- [Work required] Return every line of the records below verbatim, with no pictures in the copy.
Data supplied section start
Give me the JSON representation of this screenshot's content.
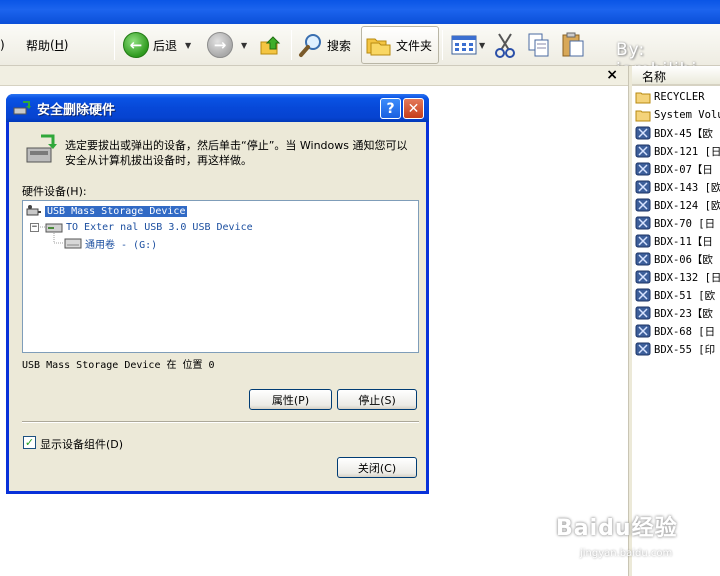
{
  "toolbar": {
    "left_fragment": ")",
    "help_label": "帮助",
    "help_key": "H",
    "back_label": "后退",
    "search_label": "搜索",
    "folders_label": "文件夹",
    "watermark": "By: iambilibi"
  },
  "explorer": {
    "close_glyph": "×",
    "name_column": "名称",
    "files": [
      {
        "name": "RECYCLER",
        "icon": "folder-icon"
      },
      {
        "name": "System Volu",
        "icon": "folder-icon"
      },
      {
        "name": "BDX-45【欧",
        "icon": "media-file-icon"
      },
      {
        "name": "BDX-121 [日",
        "icon": "media-file-icon"
      },
      {
        "name": "BDX-07【日",
        "icon": "media-file-icon"
      },
      {
        "name": "BDX-143 [欧",
        "icon": "media-file-icon"
      },
      {
        "name": "BDX-124 [欧",
        "icon": "media-file-icon"
      },
      {
        "name": "BDX-70 [日",
        "icon": "media-file-icon"
      },
      {
        "name": "BDX-11【日",
        "icon": "media-file-icon"
      },
      {
        "name": "BDX-06【欧",
        "icon": "media-file-icon"
      },
      {
        "name": "BDX-132 [日",
        "icon": "media-file-icon"
      },
      {
        "name": "BDX-51 [欧",
        "icon": "media-file-icon"
      },
      {
        "name": "BDX-23【欧",
        "icon": "media-file-icon"
      },
      {
        "name": "BDX-68 [日",
        "icon": "media-file-icon"
      },
      {
        "name": "BDX-55 [印",
        "icon": "media-file-icon"
      }
    ]
  },
  "dialog": {
    "title": "安全删除硬件",
    "intro": "选定要拔出或弹出的设备，然后单击“停止”。当 Windows 通知您可以安全从计算机拔出设备时，再这样做。",
    "devices_label": "硬件设备(H):",
    "tree": [
      {
        "label": "USB Mass Storage Device",
        "level": 0,
        "selected": true
      },
      {
        "label": "TO Exter nal USB 3.0 USB Device",
        "level": 1,
        "selected": false
      },
      {
        "label": "通用卷 - (G:)",
        "level": 2,
        "selected": false
      }
    ],
    "status": "USB Mass Storage Device 在 位置 0",
    "properties_button": "属性(P)",
    "stop_button": "停止(S)",
    "show_components_label": "显示设备组件(D)",
    "show_components_checked": true,
    "close_button": "关闭(C)"
  },
  "watermark": {
    "logo": "Baidu经验",
    "url": "jingyan.baidu.com"
  }
}
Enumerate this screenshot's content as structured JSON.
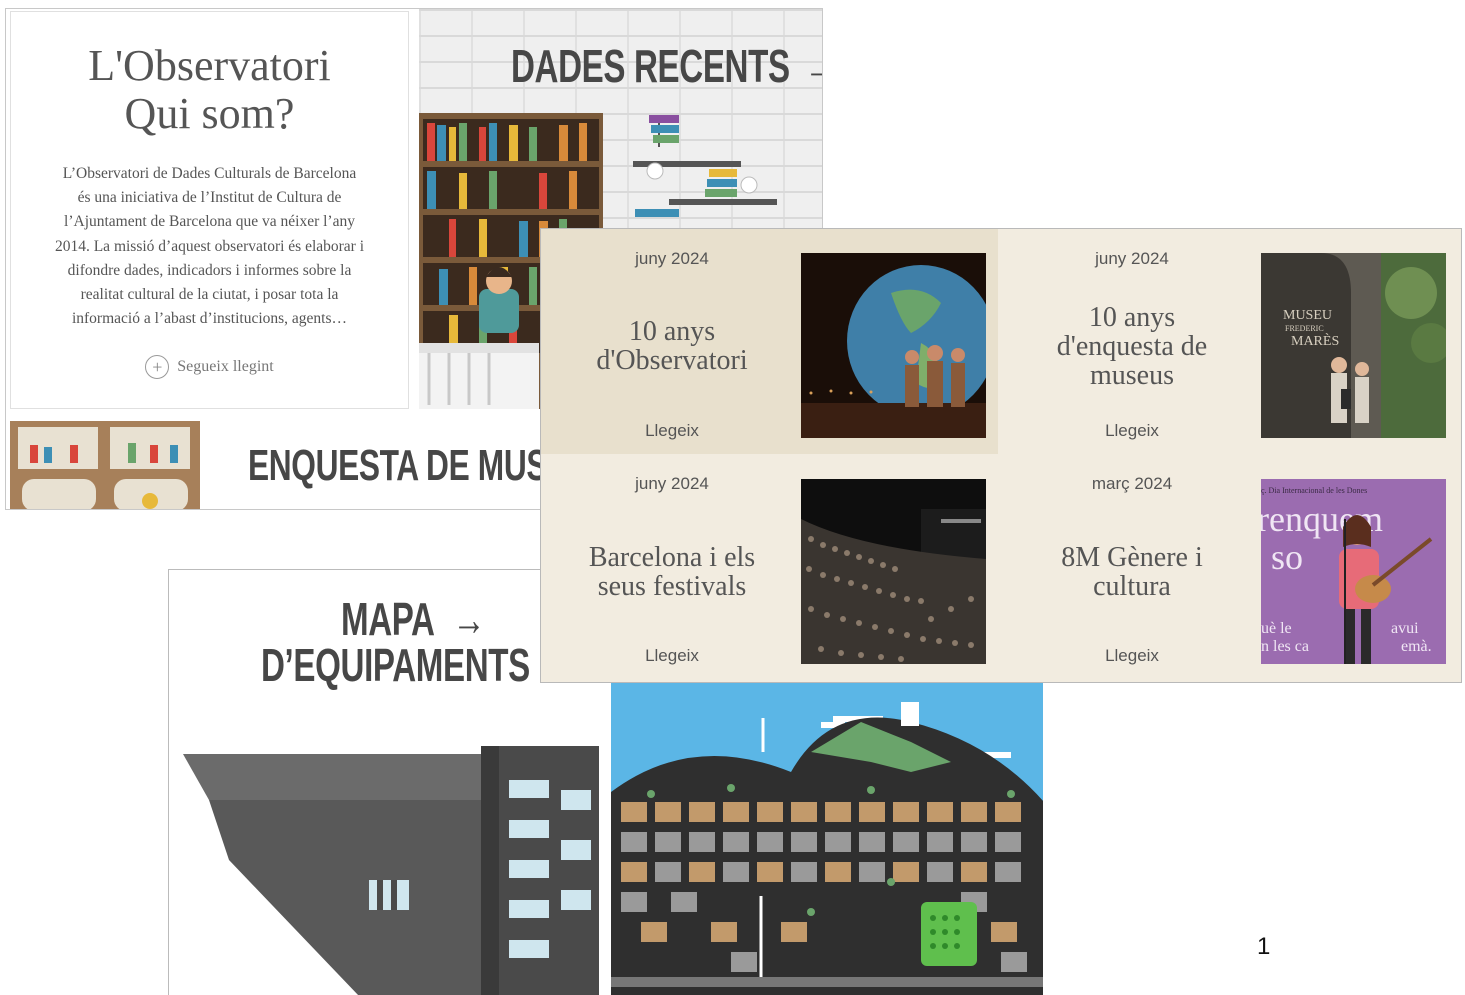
{
  "about": {
    "title_line1": "L'Observatori",
    "title_line2": "Qui som?",
    "body_line1": "L’Observatori de Dades Culturals de Barcelona",
    "body_line2": "és una iniciativa de l’Institut de Cultura de",
    "body_line3": "l’Ajuntament de Barcelona que va néixer l’any",
    "body_line4": "2014. La missió d’aquest observatori és elaborar i",
    "body_line5": "difondre dades, indicadors i informes sobre la",
    "body_line6": "realitat cultural de la ciutat, i posar tota la",
    "body_line7": "informació a l’abast d’institucions, agents…",
    "read_more": "Segueix llegint"
  },
  "tiles": {
    "dades_title": "DADES RECENTS",
    "dades_arrow": "→",
    "enquesta_title": "ENQUESTA DE MUSEUS",
    "mapa_line1": "MAPA",
    "mapa_arrow": "→",
    "mapa_line2": "D’EQUIPAMENTS"
  },
  "news": [
    {
      "date": "juny 2024",
      "title_line1": "10 anys",
      "title_line2": "d'Observatori",
      "title_line3": "",
      "read": "Llegeix"
    },
    {
      "date": "juny 2024",
      "title_line1": "10 anys",
      "title_line2": "d'enquesta de",
      "title_line3": "museus",
      "read": "Llegeix",
      "photo_text_1": "MUSEU",
      "photo_text_2": "FREDERIC",
      "photo_text_3": "MARÈS"
    },
    {
      "date": "juny 2024",
      "title_line1": "Barcelona i els",
      "title_line2": "seus festivals",
      "title_line3": "",
      "read": "Llegeix"
    },
    {
      "date": "març 2024",
      "title_line1": "8M Gènere i",
      "title_line2": "cultura",
      "title_line3": "",
      "read": "Llegeix",
      "photo_text_1": "ç. Dia Internacional de les Dones",
      "photo_text_2": "renquem",
      "photo_text_3": "so",
      "photo_text_4": "uè le",
      "photo_text_5": "avui",
      "photo_text_6": "n les ca",
      "photo_text_7": "emà."
    }
  ],
  "page_number": "1",
  "colors": {
    "news_bg_light": "#f2ece0",
    "news_bg_dark": "#e8e0cd",
    "heading": "#474747",
    "serif_text": "#555555"
  }
}
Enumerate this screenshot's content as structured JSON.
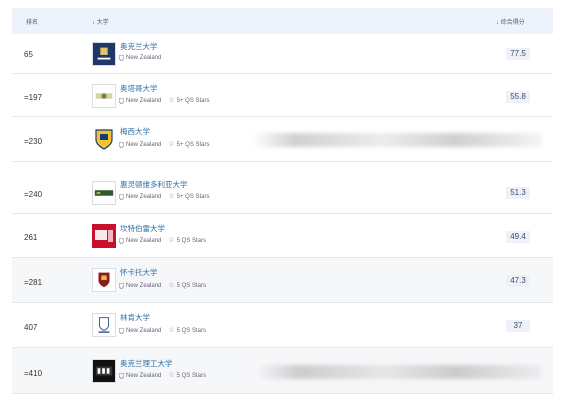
{
  "table": {
    "header": {
      "rank": "排名",
      "university": "↓ 大学",
      "score": "↓ 综合得分"
    },
    "rows": [
      {
        "rank": "65",
        "name": "奥克兰大学",
        "location": "New Zealand",
        "stars": "",
        "score": "77.5"
      },
      {
        "rank": "=197",
        "name": "奥塔哥大学",
        "location": "New Zealand",
        "stars": "5+ QS Stars",
        "score": "55.8"
      },
      {
        "rank": "=230",
        "name": "梅西大学",
        "location": "New Zealand",
        "stars": "5+ QS Stars",
        "score": ""
      },
      {
        "rank": "=240",
        "name": "惠灵顿维多利亚大学",
        "location": "New Zealand",
        "stars": "5+ QS Stars",
        "score": "51.3"
      },
      {
        "rank": "261",
        "name": "坎特伯雷大学",
        "location": "New Zealand",
        "stars": "5 QS Stars",
        "score": "49.4"
      },
      {
        "rank": "=281",
        "name": "怀卡托大学",
        "location": "New Zealand",
        "stars": "5 QS Stars",
        "score": "47.3"
      },
      {
        "rank": "407",
        "name": "林肯大学",
        "location": "New Zealand",
        "stars": "5 QS Stars",
        "score": "37"
      },
      {
        "rank": "=410",
        "name": "奥克兰理工大学",
        "location": "New Zealand",
        "stars": "5 QS Stars",
        "score": ""
      }
    ]
  },
  "colors": {
    "header_bg": "#eef3fb",
    "link": "#2c6fa5",
    "score_bg": "#eef2f8",
    "alt_row_bg": "#f6f7f9"
  },
  "icons": [
    "location-pin-icon",
    "star-outline-icon",
    "sort-arrow-icon"
  ]
}
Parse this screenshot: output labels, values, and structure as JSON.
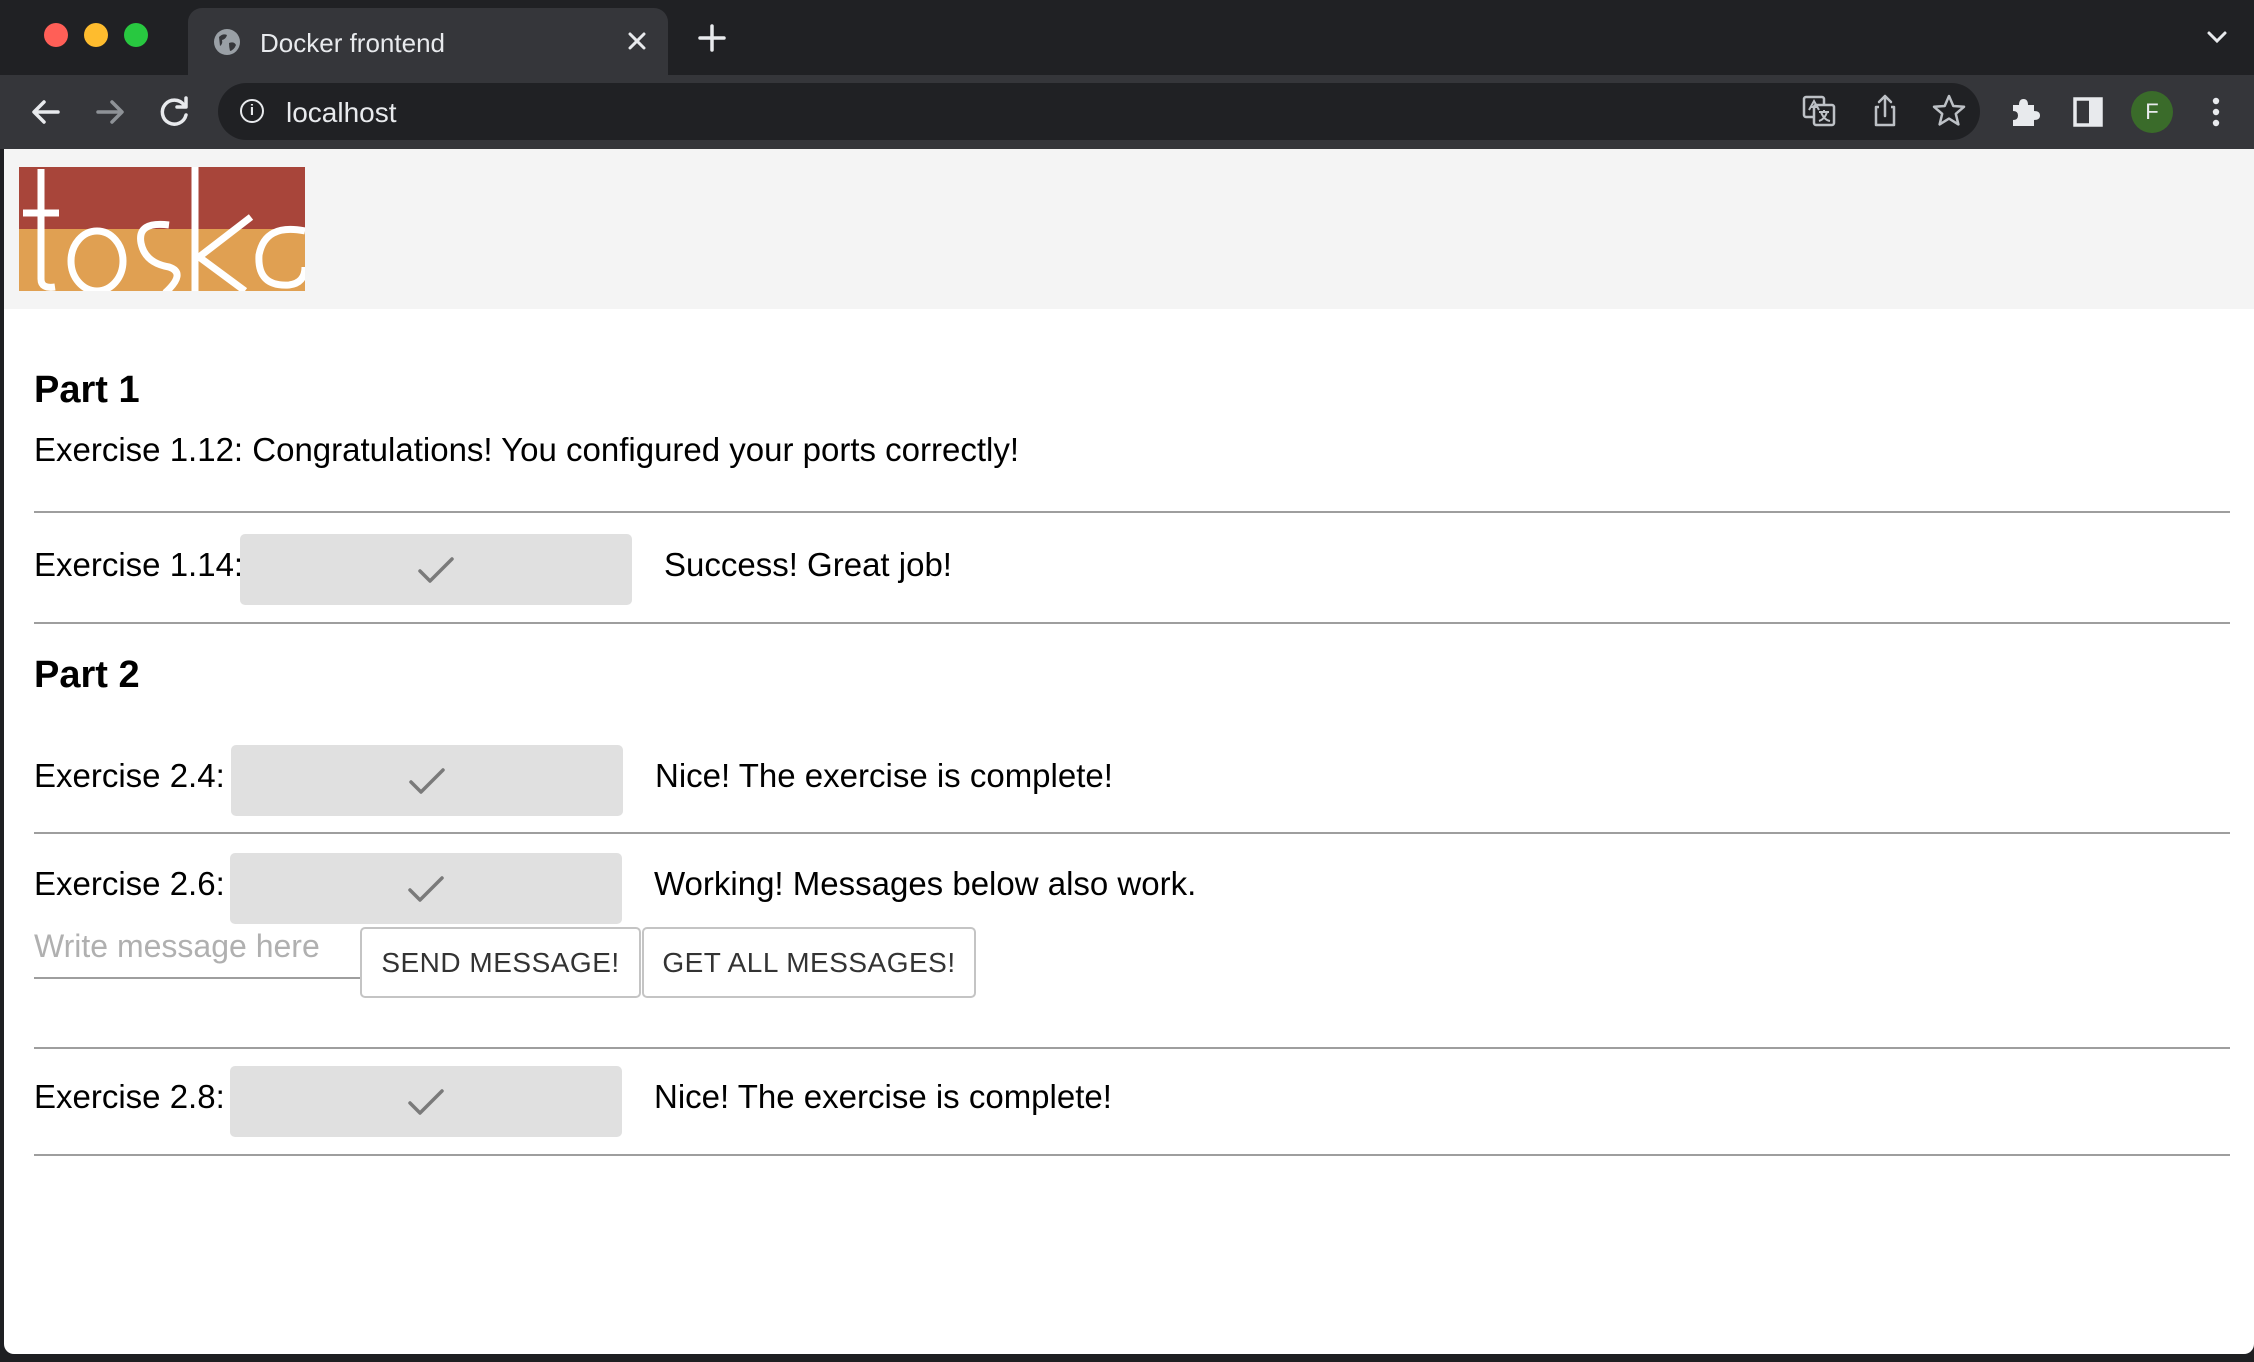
{
  "browser": {
    "tab_title": "Docker frontend",
    "url": "localhost",
    "profile_initial": "F"
  },
  "header": {
    "logo_text": "toska"
  },
  "part1": {
    "title": "Part 1",
    "ex1_12": "Exercise 1.12: Congratulations! You configured your ports correctly!",
    "ex1_14_label": "Exercise 1.14:",
    "ex1_14_result": "Success! Great job!"
  },
  "part2": {
    "title": "Part 2",
    "ex2_4_label": "Exercise 2.4:",
    "ex2_4_result": "Nice! The exercise is complete!",
    "ex2_6_label": "Exercise 2.6:",
    "ex2_6_result": "Working! Messages below also work.",
    "message_placeholder": "Write message here",
    "send_button": "SEND MESSAGE!",
    "get_all_button": "GET ALL MESSAGES!",
    "ex2_8_label": "Exercise 2.8:",
    "ex2_8_result": "Nice! The exercise is complete!"
  },
  "colors": {
    "logo_red": "#a8453a",
    "logo_orange": "#e0a052",
    "check_button_bg": "#e0e0e0"
  }
}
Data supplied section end
- [Your solution]
Give me the JSON representation of this screenshot's content.
{
  "toolbar": {
    "left_fragment": ")",
    "help_label": "帮助",
    "help_key": "H",
    "back_label": "后退",
    "search_label": "搜索",
    "folders_label": "文件夹",
    "watermark": "By: iambilibi"
  },
  "explorer": {
    "close_glyph": "×",
    "name_column": "名称",
    "files": [
      {
        "name": "RECYCLER",
        "icon": "folder-icon"
      },
      {
        "name": "System Volu",
        "icon": "folder-icon"
      },
      {
        "name": "BDX-45【欧",
        "icon": "media-file-icon"
      },
      {
        "name": "BDX-121 [日",
        "icon": "media-file-icon"
      },
      {
        "name": "BDX-07【日",
        "icon": "media-file-icon"
      },
      {
        "name": "BDX-143 [欧",
        "icon": "media-file-icon"
      },
      {
        "name": "BDX-124 [欧",
        "icon": "media-file-icon"
      },
      {
        "name": "BDX-70 [日",
        "icon": "media-file-icon"
      },
      {
        "name": "BDX-11【日",
        "icon": "media-file-icon"
      },
      {
        "name": "BDX-06【欧",
        "icon": "media-file-icon"
      },
      {
        "name": "BDX-132 [日",
        "icon": "media-file-icon"
      },
      {
        "name": "BDX-51 [欧",
        "icon": "media-file-icon"
      },
      {
        "name": "BDX-23【欧",
        "icon": "media-file-icon"
      },
      {
        "name": "BDX-68 [日",
        "icon": "media-file-icon"
      },
      {
        "name": "BDX-55 [印",
        "icon": "media-file-icon"
      }
    ]
  },
  "dialog": {
    "title": "安全删除硬件",
    "intro": "选定要拔出或弹出的设备，然后单击“停止”。当 Windows 通知您可以安全从计算机拔出设备时，再这样做。",
    "devices_label": "硬件设备(H):",
    "tree": [
      {
        "label": "USB Mass Storage Device",
        "level": 0,
        "selected": true
      },
      {
        "label": "TO Exter nal USB 3.0 USB Device",
        "level": 1,
        "selected": false
      },
      {
        "label": "通用卷 - (G:)",
        "level": 2,
        "selected": false
      }
    ],
    "status": "USB Mass Storage Device 在 位置 0",
    "properties_button": "属性(P)",
    "stop_button": "停止(S)",
    "show_components_label": "显示设备组件(D)",
    "show_components_checked": true,
    "close_button": "关闭(C)"
  },
  "watermark": {
    "logo": "Baidu经验",
    "url": "jingyan.baidu.com"
  }
}
Enumerate this screenshot's content as structured JSON.
{
  "about": {
    "title_line1": "L'Observatori",
    "title_line2": "Qui som?",
    "body_line1": "L’Observatori de Dades Culturals de Barcelona",
    "body_line2": "és una iniciativa de l’Institut de Cultura de",
    "body_line3": "l’Ajuntament de Barcelona que va néixer l’any",
    "body_line4": "2014. La missió d’aquest observatori és elaborar i",
    "body_line5": "difondre dades, indicadors i informes sobre la",
    "body_line6": "realitat cultural de la ciutat, i posar tota la",
    "body_line7": "informació a l’abast d’institucions, agents…",
    "read_more": "Segueix llegint"
  },
  "tiles": {
    "dades_title": "DADES RECENTS",
    "dades_arrow": "→",
    "enquesta_title": "ENQUESTA DE MUSEUS",
    "mapa_line1": "MAPA",
    "mapa_arrow": "→",
    "mapa_line2": "D’EQUIPAMENTS"
  },
  "news": [
    {
      "date": "juny 2024",
      "title_line1": "10 anys",
      "title_line2": "d'Observatori",
      "title_line3": "",
      "read": "Llegeix"
    },
    {
      "date": "juny 2024",
      "title_line1": "10 anys",
      "title_line2": "d'enquesta de",
      "title_line3": "museus",
      "read": "Llegeix",
      "photo_text_1": "MUSEU",
      "photo_text_2": "FREDERIC",
      "photo_text_3": "MARÈS"
    },
    {
      "date": "juny 2024",
      "title_line1": "Barcelona i els",
      "title_line2": "seus festivals",
      "title_line3": "",
      "read": "Llegeix"
    },
    {
      "date": "març 2024",
      "title_line1": "8M Gènere i",
      "title_line2": "cultura",
      "title_line3": "",
      "read": "Llegeix",
      "photo_text_1": "ç. Dia Internacional de les Dones",
      "photo_text_2": "renquem",
      "photo_text_3": "so",
      "photo_text_4": "uè le",
      "photo_text_5": "avui",
      "photo_text_6": "n les ca",
      "photo_text_7": "emà."
    }
  ],
  "page_number": "1",
  "colors": {
    "news_bg_light": "#f2ece0",
    "news_bg_dark": "#e8e0cd",
    "heading": "#474747",
    "serif_text": "#555555"
  }
}
Enumerate this screenshot's content as structured JSON.
{
  "table": {
    "header": {
      "rank": "排名",
      "university": "↓ 大学",
      "score": "↓ 综合得分"
    },
    "rows": [
      {
        "rank": "65",
        "name": "奥克兰大学",
        "location": "New Zealand",
        "stars": "",
        "score": "77.5"
      },
      {
        "rank": "=197",
        "name": "奥塔哥大学",
        "location": "New Zealand",
        "stars": "5+ QS Stars",
        "score": "55.8"
      },
      {
        "rank": "=230",
        "name": "梅西大学",
        "location": "New Zealand",
        "stars": "5+ QS Stars",
        "score": ""
      },
      {
        "rank": "=240",
        "name": "惠灵顿维多利亚大学",
        "location": "New Zealand",
        "stars": "5+ QS Stars",
        "score": "51.3"
      },
      {
        "rank": "261",
        "name": "坎特伯雷大学",
        "location": "New Zealand",
        "stars": "5 QS Stars",
        "score": "49.4"
      },
      {
        "rank": "=281",
        "name": "怀卡托大学",
        "location": "New Zealand",
        "stars": "5 QS Stars",
        "score": "47.3"
      },
      {
        "rank": "407",
        "name": "林肯大学",
        "location": "New Zealand",
        "stars": "5 QS Stars",
        "score": "37"
      },
      {
        "rank": "=410",
        "name": "奥克兰理工大学",
        "location": "New Zealand",
        "stars": "5 QS Stars",
        "score": ""
      }
    ]
  },
  "colors": {
    "header_bg": "#eef3fb",
    "link": "#2c6fa5",
    "score_bg": "#eef2f8",
    "alt_row_bg": "#f6f7f9"
  },
  "icons": [
    "location-pin-icon",
    "star-outline-icon",
    "sort-arrow-icon"
  ]
}
Parse this screenshot: output labels, values, and structure as JSON.
{
  "browser": {
    "tab_title": "Docker frontend",
    "url": "localhost",
    "profile_initial": "F"
  },
  "header": {
    "logo_text": "toska"
  },
  "part1": {
    "title": "Part 1",
    "ex1_12": "Exercise 1.12: Congratulations! You configured your ports correctly!",
    "ex1_14_label": "Exercise 1.14:",
    "ex1_14_result": "Success! Great job!"
  },
  "part2": {
    "title": "Part 2",
    "ex2_4_label": "Exercise 2.4:",
    "ex2_4_result": "Nice! The exercise is complete!",
    "ex2_6_label": "Exercise 2.6:",
    "ex2_6_result": "Working! Messages below also work.",
    "message_placeholder": "Write message here",
    "send_button": "SEND MESSAGE!",
    "get_all_button": "GET ALL MESSAGES!",
    "ex2_8_label": "Exercise 2.8:",
    "ex2_8_result": "Nice! The exercise is complete!"
  },
  "colors": {
    "logo_red": "#a8453a",
    "logo_orange": "#e0a052",
    "check_button_bg": "#e0e0e0"
  }
}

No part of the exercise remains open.